WHAT THIS TASK INVOLVES:
Show each line of the data below in which "thumbs" occurs.

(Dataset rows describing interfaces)
■ ■ ■ ■
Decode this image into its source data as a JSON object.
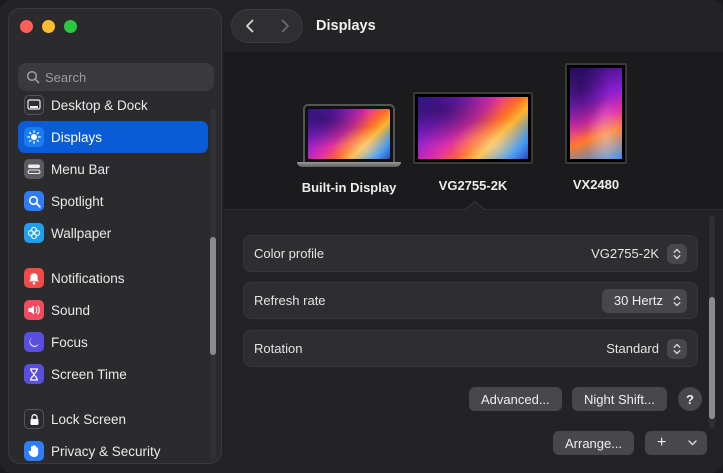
{
  "window": {
    "title": "Displays"
  },
  "sidebar": {
    "search_placeholder": "Search",
    "items": [
      {
        "label": "Desktop & Dock",
        "icon": "desktop-dock-icon",
        "color": "#2f2f33"
      },
      {
        "label": "Displays",
        "icon": "sun-icon",
        "color": "#1a7cf5",
        "active": true
      },
      {
        "label": "Menu Bar",
        "icon": "menubar-icon",
        "color": "#5b5b60"
      },
      {
        "label": "Spotlight",
        "icon": "magnifier-icon",
        "color": "#2f7cf6"
      },
      {
        "label": "Wallpaper",
        "icon": "flower-icon",
        "color": "#1e9ff0"
      },
      {
        "label": "Notifications",
        "icon": "bell-icon",
        "color": "#f04b4b"
      },
      {
        "label": "Sound",
        "icon": "speaker-icon",
        "color": "#f04b5e"
      },
      {
        "label": "Focus",
        "icon": "moon-icon",
        "color": "#5a4fe0"
      },
      {
        "label": "Screen Time",
        "icon": "hourglass-icon",
        "color": "#5a4fe0"
      },
      {
        "label": "Lock Screen",
        "icon": "lock-icon",
        "color": "#2b2b2f"
      },
      {
        "label": "Privacy & Security",
        "icon": "hand-icon",
        "color": "#2e7cf6"
      }
    ]
  },
  "displays": [
    {
      "name": "Built-in Display"
    },
    {
      "name": "VG2755-2K",
      "selected": true
    },
    {
      "name": "VX2480"
    }
  ],
  "settings": {
    "color_profile": {
      "label": "Color profile",
      "value": "VG2755-2K"
    },
    "refresh_rate": {
      "label": "Refresh rate",
      "value": "30 Hertz"
    },
    "rotation": {
      "label": "Rotation",
      "value": "Standard"
    }
  },
  "buttons": {
    "advanced": "Advanced...",
    "night_shift": "Night Shift...",
    "help": "?",
    "arrange": "Arrange...",
    "add": "+"
  },
  "colors": {
    "accent": "#0a5bd6"
  }
}
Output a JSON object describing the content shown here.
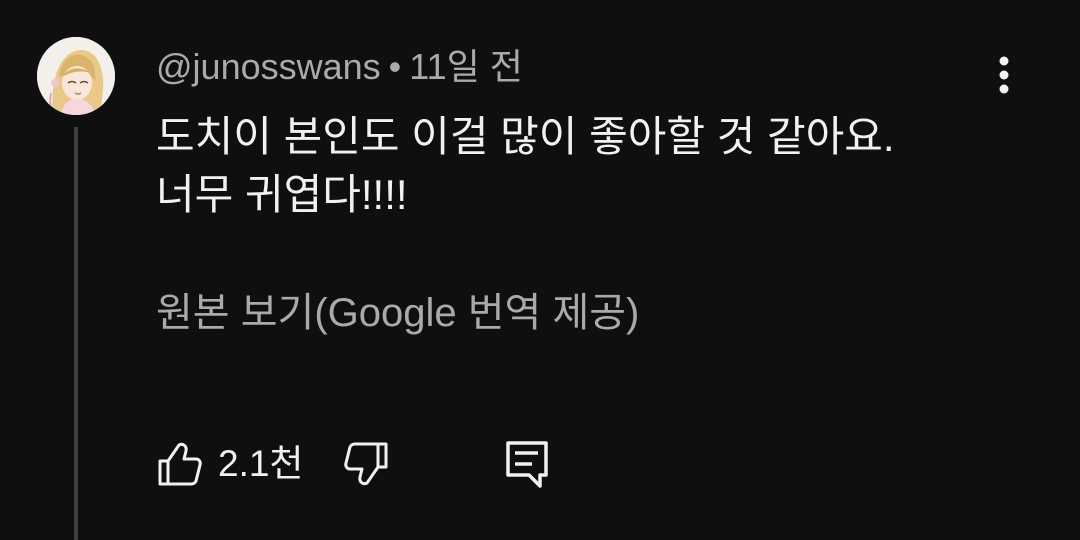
{
  "comment": {
    "author": "@junosswans",
    "separator": "•",
    "time": "11일 전",
    "text_lines": [
      "도치이 본인도 이걸 많이 좋아할 것 같아요.",
      "너무 귀엽다!!!!"
    ],
    "translate_label": "원본 보기(Google 번역 제공)",
    "like_count": "2.1천"
  },
  "icons": {
    "avatar": "anime-girl-avatar",
    "more": "more-vertical-icon",
    "like": "thumbs-up-icon",
    "dislike": "thumbs-down-icon",
    "reply": "comment-reply-icon"
  },
  "colors": {
    "background": "#0f0f0f",
    "primary_text": "#f1f1f1",
    "secondary_text": "#aaaaaa",
    "thread_line": "#3f3f3f"
  }
}
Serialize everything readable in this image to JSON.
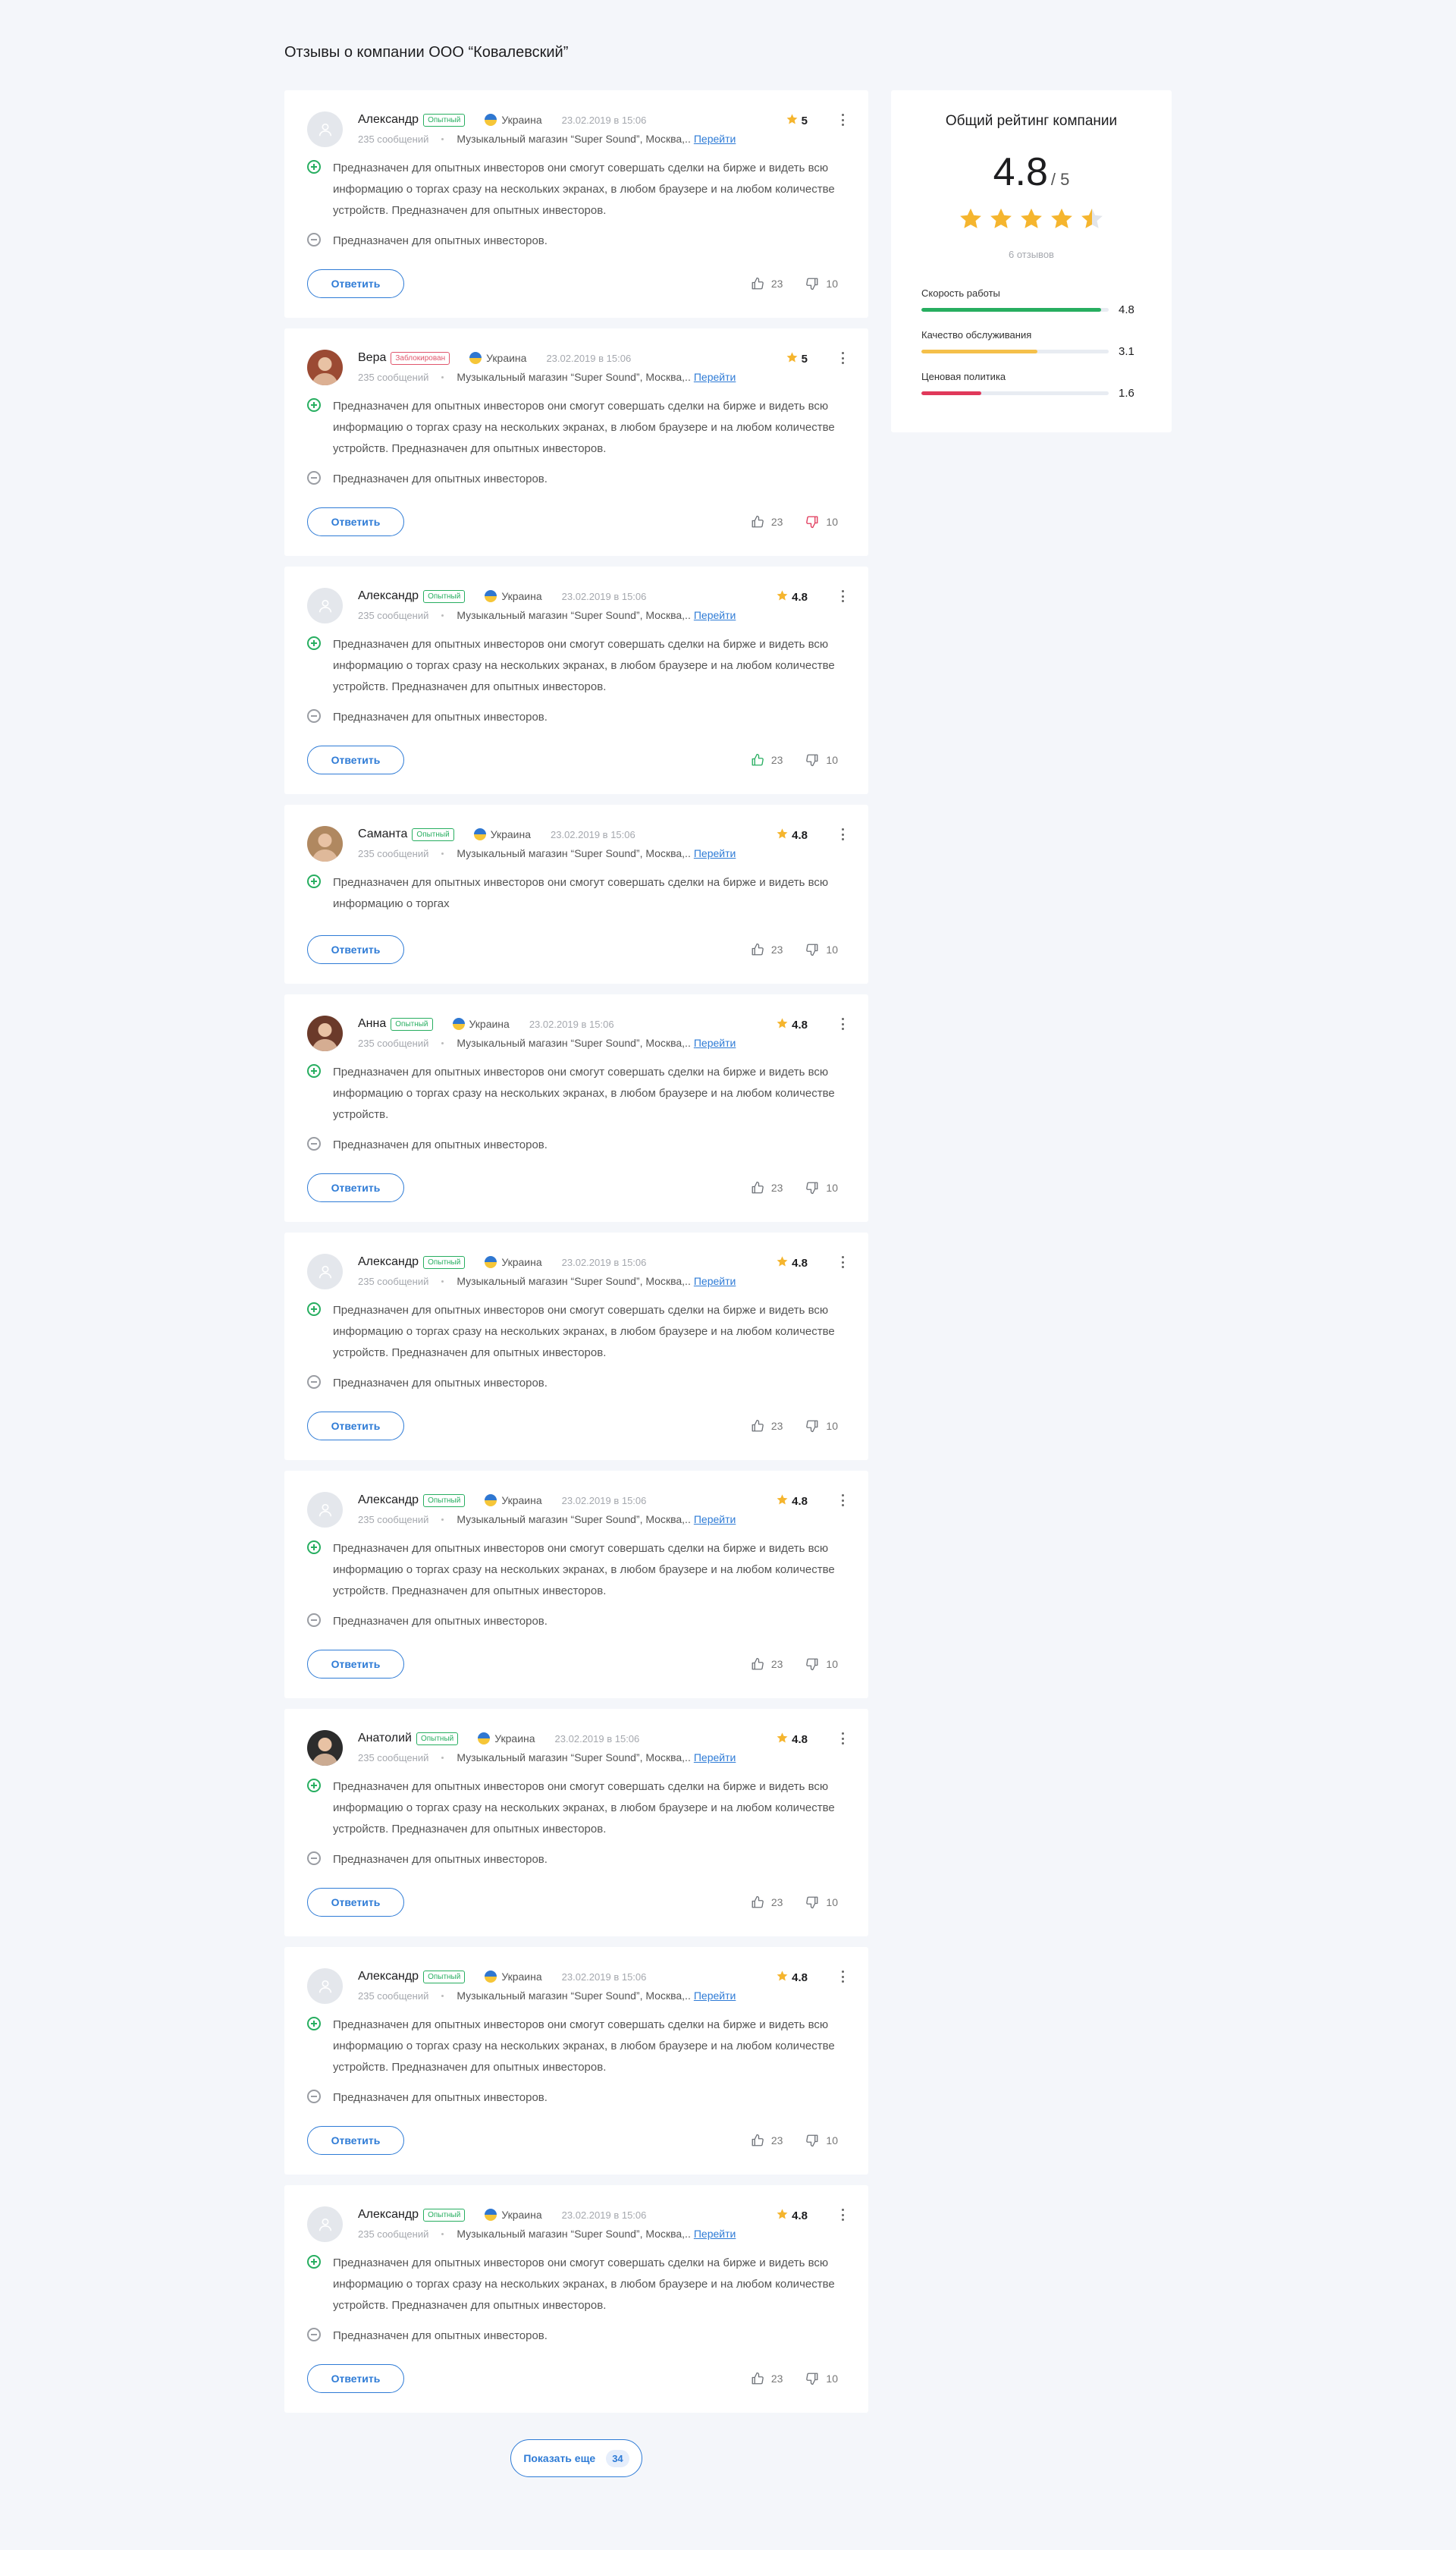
{
  "page_title": "Отзывы о компании ООО “Ковалевский”",
  "summary": {
    "title": "Общий рейтинг компании",
    "score": "4.8",
    "out_of": "/ 5",
    "star_value": 4.5,
    "reviews_count": "6 отзывов",
    "metrics": [
      {
        "label": "Скорость работы",
        "value": "4.8",
        "fraction": 0.96,
        "color": "#27ae60"
      },
      {
        "label": "Качество обслуживания",
        "value": "3.1",
        "fraction": 0.62,
        "color": "#f5c04a"
      },
      {
        "label": "Ценовая политика",
        "value": "1.6",
        "fraction": 0.32,
        "color": "#e0385a"
      }
    ]
  },
  "reply_label": "Ответить",
  "show_more": {
    "label": "Показать еще",
    "count": "34"
  },
  "colors": {
    "accent": "#2e7bd6",
    "positive": "#27ae60",
    "negative": "#e0385a",
    "star": "#f5b52e"
  },
  "reviews": [
    {
      "name": "Александр",
      "badge": "Опытный",
      "country": "Украина",
      "date": "23.02.2019 в 15:06",
      "messages": "235 сообщений",
      "shop": "Музыкальный магазин “Super Sound”, Москва,..",
      "link": "Перейти",
      "rating": "5",
      "pros": "Предназначен для опытных инвесторов они смогут совершать сделки на бирже и видеть всю информацию о торгах сразу на нескольких экранах, в любом браузере и на любом количестве устройств. Предназначен для опытных инвесторов.",
      "cons": "Предназначен для опытных инвесторов.",
      "likes": "23",
      "dislikes": "10"
    },
    {
      "name": "Вера",
      "badge": "Заблокирован",
      "country": "Украина",
      "date": "23.02.2019 в 15:06",
      "messages": "235 сообщений",
      "shop": "Музыкальный магазин “Super Sound”, Москва,..",
      "link": "Перейти",
      "rating": "5",
      "pros": "Предназначен для опытных инвесторов они смогут совершать сделки на бирже и видеть всю информацию о торгах сразу на нескольких экранах, в любом браузере и на любом количестве устройств. Предназначен для опытных инвесторов.",
      "cons": "Предназначен для опытных инвесторов.",
      "likes": "23",
      "dislikes": "10"
    },
    {
      "name": "Александр",
      "badge": "Опытный",
      "country": "Украина",
      "date": "23.02.2019 в 15:06",
      "messages": "235 сообщений",
      "shop": "Музыкальный магазин “Super Sound”, Москва,..",
      "link": "Перейти",
      "rating": "4.8",
      "pros": "Предназначен для опытных инвесторов они смогут совершать сделки на бирже и видеть всю информацию о торгах сразу на нескольких экранах, в любом браузере и на любом количестве устройств. Предназначен для опытных инвесторов.",
      "cons": "Предназначен для опытных инвесторов.",
      "likes": "23",
      "dislikes": "10"
    },
    {
      "name": "Саманта",
      "badge": "Опытный",
      "country": "Украина",
      "date": "23.02.2019 в 15:06",
      "messages": "235 сообщений",
      "shop": "Музыкальный магазин “Super Sound”, Москва,..",
      "link": "Перейти",
      "rating": "4.8",
      "pros": "Предназначен для опытных инвесторов они смогут совершать сделки на бирже и видеть всю информацию о торгах",
      "likes": "23",
      "dislikes": "10"
    },
    {
      "name": "Анна",
      "badge": "Опытный",
      "country": "Украина",
      "date": "23.02.2019 в 15:06",
      "messages": "235 сообщений",
      "shop": "Музыкальный магазин “Super Sound”, Москва,..",
      "link": "Перейти",
      "rating": "4.8",
      "pros": "Предназначен для опытных инвесторов они смогут совершать сделки на бирже и видеть всю информацию о торгах сразу на нескольких экранах, в любом браузере и на любом количестве устройств.",
      "cons": "Предназначен для опытных инвесторов.",
      "likes": "23",
      "dislikes": "10"
    },
    {
      "name": "Александр",
      "badge": "Опытный",
      "country": "Украина",
      "date": "23.02.2019 в 15:06",
      "messages": "235 сообщений",
      "shop": "Музыкальный магазин “Super Sound”, Москва,..",
      "link": "Перейти",
      "rating": "4.8",
      "pros": "Предназначен для опытных инвесторов они смогут совершать сделки на бирже и видеть всю информацию о торгах сразу на нескольких экранах, в любом браузере и на любом количестве устройств. Предназначен для опытных инвесторов.",
      "cons": "Предназначен для опытных инвесторов.",
      "likes": "23",
      "dislikes": "10"
    },
    {
      "name": "Александр",
      "badge": "Опытный",
      "country": "Украина",
      "date": "23.02.2019 в 15:06",
      "messages": "235 сообщений",
      "shop": "Музыкальный магазин “Super Sound”, Москва,..",
      "link": "Перейти",
      "rating": "4.8",
      "pros": "Предназначен для опытных инвесторов они смогут совершать сделки на бирже и видеть всю информацию о торгах сразу на нескольких экранах, в любом браузере и на любом количестве устройств. Предназначен для опытных инвесторов.",
      "cons": "Предназначен для опытных инвесторов.",
      "likes": "23",
      "dislikes": "10"
    },
    {
      "name": "Анатолий",
      "badge": "Опытный",
      "country": "Украина",
      "date": "23.02.2019 в 15:06",
      "messages": "235 сообщений",
      "shop": "Музыкальный магазин “Super Sound”, Москва,..",
      "link": "Перейти",
      "rating": "4.8",
      "pros": "Предназначен для опытных инвесторов они смогут совершать сделки на бирже и видеть всю информацию о торгах сразу на нескольких экранах, в любом браузере и на любом количестве устройств. Предназначен для опытных инвесторов.",
      "cons": "Предназначен для опытных инвесторов.",
      "likes": "23",
      "dislikes": "10"
    },
    {
      "name": "Александр",
      "badge": "Опытный",
      "country": "Украина",
      "date": "23.02.2019 в 15:06",
      "messages": "235 сообщений",
      "shop": "Музыкальный магазин “Super Sound”, Москва,..",
      "link": "Перейти",
      "rating": "4.8",
      "pros": "Предназначен для опытных инвесторов они смогут совершать сделки на бирже и видеть всю информацию о торгах сразу на нескольких экранах, в любом браузере и на любом количестве устройств. Предназначен для опытных инвесторов.",
      "cons": "Предназначен для опытных инвесторов.",
      "likes": "23",
      "dislikes": "10"
    },
    {
      "name": "Александр",
      "badge": "Опытный",
      "country": "Украина",
      "date": "23.02.2019 в 15:06",
      "messages": "235 сообщений",
      "shop": "Музыкальный магазин “Super Sound”, Москва,..",
      "link": "Перейти",
      "rating": "4.8",
      "pros": "Предназначен для опытных инвесторов они смогут совершать сделки на бирже и видеть всю информацию о торгах сразу на нескольких экранах, в любом браузере и на любом количестве устройств. Предназначен для опытных инвесторов.",
      "cons": "Предназначен для опытных инвесторов.",
      "likes": "23",
      "dislikes": "10"
    }
  ]
}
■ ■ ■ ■
YOUR SOLUTION:
    "like": "thumbs-up-icon",
    "dislike": "thumbs-down-icon",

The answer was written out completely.